Context: The intensity of smoking, not just prevalence, is associated with future health consequences.
Objective: To estimate smoking intensity patterns over time and by age within birth cohorts for California and the remaining United States.
Design, Setting, and Participants: Two large population-based surveys with state estimates: National Health Interview Surveys, 1965-1994; and Current Population Survey Tobacco Supplements, 1992-2007. There were 139 176 total respondents for California and 1 662 353 for the remaining United States.
Main Outcome: Measure Number of cigarettes smoked per day (CPD), high-intensity smokers (≥20 CPD); moderate-intensity smokers (10-19 CPD); low-intensity smokers (0-9 CPD).

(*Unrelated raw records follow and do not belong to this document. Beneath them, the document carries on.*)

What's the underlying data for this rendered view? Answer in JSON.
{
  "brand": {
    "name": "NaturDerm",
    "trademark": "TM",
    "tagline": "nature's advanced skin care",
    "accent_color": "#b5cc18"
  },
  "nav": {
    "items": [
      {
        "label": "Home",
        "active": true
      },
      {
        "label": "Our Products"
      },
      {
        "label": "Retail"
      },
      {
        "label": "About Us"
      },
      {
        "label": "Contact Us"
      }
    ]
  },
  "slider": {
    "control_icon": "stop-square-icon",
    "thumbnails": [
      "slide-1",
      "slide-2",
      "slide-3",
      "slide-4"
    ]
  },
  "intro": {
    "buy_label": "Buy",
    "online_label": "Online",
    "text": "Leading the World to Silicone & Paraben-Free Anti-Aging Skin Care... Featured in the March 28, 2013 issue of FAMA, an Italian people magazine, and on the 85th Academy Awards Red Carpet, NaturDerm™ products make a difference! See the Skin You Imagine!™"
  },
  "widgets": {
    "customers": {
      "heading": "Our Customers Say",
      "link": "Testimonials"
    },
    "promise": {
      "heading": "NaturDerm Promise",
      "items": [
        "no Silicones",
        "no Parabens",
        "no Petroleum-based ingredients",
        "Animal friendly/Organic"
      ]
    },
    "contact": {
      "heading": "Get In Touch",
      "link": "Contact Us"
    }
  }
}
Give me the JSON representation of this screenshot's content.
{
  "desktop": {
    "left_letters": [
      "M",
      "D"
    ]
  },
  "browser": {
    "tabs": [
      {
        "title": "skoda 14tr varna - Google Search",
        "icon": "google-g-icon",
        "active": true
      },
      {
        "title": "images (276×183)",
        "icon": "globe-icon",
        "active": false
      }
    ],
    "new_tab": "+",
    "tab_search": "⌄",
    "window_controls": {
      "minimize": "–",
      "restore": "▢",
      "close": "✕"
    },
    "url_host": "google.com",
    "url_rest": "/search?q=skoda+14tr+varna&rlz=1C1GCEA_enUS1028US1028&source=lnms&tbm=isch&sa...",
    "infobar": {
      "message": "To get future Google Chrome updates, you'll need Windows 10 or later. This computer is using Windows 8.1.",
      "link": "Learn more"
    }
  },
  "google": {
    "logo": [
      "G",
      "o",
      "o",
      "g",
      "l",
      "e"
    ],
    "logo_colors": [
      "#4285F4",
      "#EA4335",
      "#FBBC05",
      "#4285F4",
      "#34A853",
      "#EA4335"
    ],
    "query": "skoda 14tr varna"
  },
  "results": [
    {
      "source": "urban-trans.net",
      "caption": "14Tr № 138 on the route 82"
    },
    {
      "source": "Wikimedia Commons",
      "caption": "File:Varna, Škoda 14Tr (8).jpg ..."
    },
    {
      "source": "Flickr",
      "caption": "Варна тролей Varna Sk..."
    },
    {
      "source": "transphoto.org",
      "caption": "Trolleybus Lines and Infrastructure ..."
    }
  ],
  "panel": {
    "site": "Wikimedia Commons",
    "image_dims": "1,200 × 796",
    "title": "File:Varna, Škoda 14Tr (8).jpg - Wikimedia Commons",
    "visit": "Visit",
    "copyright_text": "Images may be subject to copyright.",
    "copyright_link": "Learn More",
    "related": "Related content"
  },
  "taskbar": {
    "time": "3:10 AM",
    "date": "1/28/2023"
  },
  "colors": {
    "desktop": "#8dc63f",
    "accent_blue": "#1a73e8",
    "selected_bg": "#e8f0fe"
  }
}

Results: In 1965, 23.2% of adults in California (95% confidence interval [CI], 19.6%-26.8%) and 22.9% of adults in the remaining United States (95% CI, 22.1%-23.6%) were high-intensity smokers, representing 56% of all smokers. By 2007, this prevalence was 2.6% (95% CI, 0.0%-5.6%) or 23% of smokers in California and 7.2% (95% CI, 6.4%-8.0%) or 40% of smokers in the remaining United States. Among individuals (US residents excluding California) born between 1920-1929, the prevalence of moderate/high-intensity smoking (≥10 CPD) was 40.5% (95% CI, 38.3%-42.7%) in 1965. Moderate/high-intensity smoking declined across successive birth cohorts, and for the 1970-1979 birth cohort, the highest rate of moderate/high-intensity smoking was 9.7% (95% CI, 7.7%-11.7%) in California and 18.3% (95% CI, 16.4%-20.2%) in the remaining United States. There was a marked decline in moderate/high-intensity smoking at older ages in all cohorts, but this was greater in California. By age 35 years, the prevalence of moderate/high-intensity smoking in the 1970-1979 birth cohort was 4.6% (95% CI, 3.0%-6.1%) in California and 13.5% (95% CI, 11.8%-15.1%) in the remaining United States.
Conclusions: Between 1965 and 2007, the prevalence of high-intensity smoking decreased greatly in the United States. The greater decline in high-intensity smoking prevalence in California was related to reduced smoking initiation and a probable increase in smoking cessation.
Throughout much of the early history of cigarette smoking in the United States, modal consumption was 1 pack of cigarettes each day.1 Since the first surgeon general's report on smoking and health (1964),2 there has been a major decline in smoking prevalence from 40.4% in 19651 to 20.8% in 2006.3 During this period, California consistently led the United States in using public policies to reduce cigarette smoking, and there were faster declines in smoking prevalence in California compared with the remaining United States (0.74% per year vs 0.53% per year, respectively) as well as in lung cancer rates (2007 rates: California, 77.1/100 000 vs the remaining United States, 101.7/100 000).4 Lung cancer risk is related to both the duration of smoking and the intensity of consumption,5,6 and population changes in initiation, cessation, and amount smoked are reflected in age-specific smoking intensity patterns.
This article reports trends in smoking intensity for both California and the remaining United States using population-based surveys conducted from 1965-2007. This study considers how age-related patterns in higher-intensity smoking have changed across birth cohorts and draws inferences on the role of smoking initiation and cessation.
|Number of pages||7|
|Journal||JAMA - Journal of the American Medical Association|
|Publication status||Published - 2011|